Prion disease is a fatal brain disease manifested through failure of muscle control and dementia. Forms of this disease have been discovered in deer and elk (chronic wasting disease), in cows (bovine spongiform encephalopathy – BSE – or "mad cow disease") and in sheep (scrapie strain).
Prion disease in humans (Creutzfeldt-Jakob disease) is extremely rare and is most likely transmitted through exposure to BSE-infected beef or through a surgically acquired infection. (From 1995 through June 2002, a total of 124 human cases of CJD were reported in the United Kingdom, six in France, and one case each in Italy, Ireland, and the United States.)
With the recent major outbreak of chronic wasting disease among deer and elk populations in the mid- and Western United States, there may be an increased risk of transmission to hunters.
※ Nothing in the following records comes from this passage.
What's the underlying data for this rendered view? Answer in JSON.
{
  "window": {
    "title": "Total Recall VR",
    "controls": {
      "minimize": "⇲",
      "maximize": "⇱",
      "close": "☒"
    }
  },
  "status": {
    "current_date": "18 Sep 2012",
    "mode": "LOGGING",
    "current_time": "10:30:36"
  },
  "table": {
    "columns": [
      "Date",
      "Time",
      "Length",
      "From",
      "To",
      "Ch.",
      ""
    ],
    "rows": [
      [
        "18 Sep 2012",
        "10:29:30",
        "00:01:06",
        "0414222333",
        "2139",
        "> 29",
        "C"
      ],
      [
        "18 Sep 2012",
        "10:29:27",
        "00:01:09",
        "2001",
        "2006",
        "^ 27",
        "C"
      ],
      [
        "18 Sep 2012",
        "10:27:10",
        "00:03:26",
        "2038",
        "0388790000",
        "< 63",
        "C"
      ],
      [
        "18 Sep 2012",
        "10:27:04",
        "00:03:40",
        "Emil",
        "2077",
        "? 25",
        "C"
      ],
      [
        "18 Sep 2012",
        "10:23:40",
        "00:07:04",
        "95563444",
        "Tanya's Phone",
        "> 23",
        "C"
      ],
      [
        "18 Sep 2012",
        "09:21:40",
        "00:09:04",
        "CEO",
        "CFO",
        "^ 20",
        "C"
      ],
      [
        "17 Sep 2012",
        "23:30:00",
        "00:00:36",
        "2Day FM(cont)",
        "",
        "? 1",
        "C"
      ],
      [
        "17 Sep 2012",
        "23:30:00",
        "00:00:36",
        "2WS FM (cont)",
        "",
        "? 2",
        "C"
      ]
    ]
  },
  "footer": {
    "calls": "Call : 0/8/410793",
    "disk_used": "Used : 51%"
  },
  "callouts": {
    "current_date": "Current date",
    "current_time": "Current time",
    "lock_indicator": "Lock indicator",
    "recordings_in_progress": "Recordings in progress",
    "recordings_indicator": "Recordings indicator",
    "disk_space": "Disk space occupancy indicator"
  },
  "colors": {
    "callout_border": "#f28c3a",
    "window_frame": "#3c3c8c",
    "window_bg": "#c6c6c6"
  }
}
There is no effective form of therapy for prion disease.
Two approaches were used in this study to evaluate the therapeutic potential of vaccination in mice infected with prion disease: passive immunization, where weekly antibody injections were administered immediately after and for one month following exposure to scrapie strain; and active immunization via an oral route prior to scrapie strain exposure.
"Our studies show that stimulation of the immune system is an important therapeutic target for the prion disease, as well as for other neurodegenerative illnesses characterized by abnormal protein conformations, such as Alzheimer's disease," concluded study author Thomas Wisniewski, MD.
This study is supported by the National Institutes of Health and the Alzheimer's Disease Association.
The American Academy of Neurology, an association of more than 18,000 neurologists and neuroscience professionals, is dedicated to improving patient care through education and research. For more information about the American Academy of Neurology, visit its online press room at http://www.aan.com/press/index.cfm.
Editor's Notes: Dr. Wisniewski will present the research at the AAN's 55th Annual Meeting in Honolulu, Hawaii, during a presentation at 2:15 p.m. on Wed., April 2, in Room 316B at the Hawaii Convention Center (HCC). He and Dr. Marcin Sadowski will be available to answer media questions during a briefing on Mon., March 31 at 10 a.m. in the AAN Press Room, Room 327 of the HCC.
All listed times are for Hawaiian-Aleutian Standard Time (HT).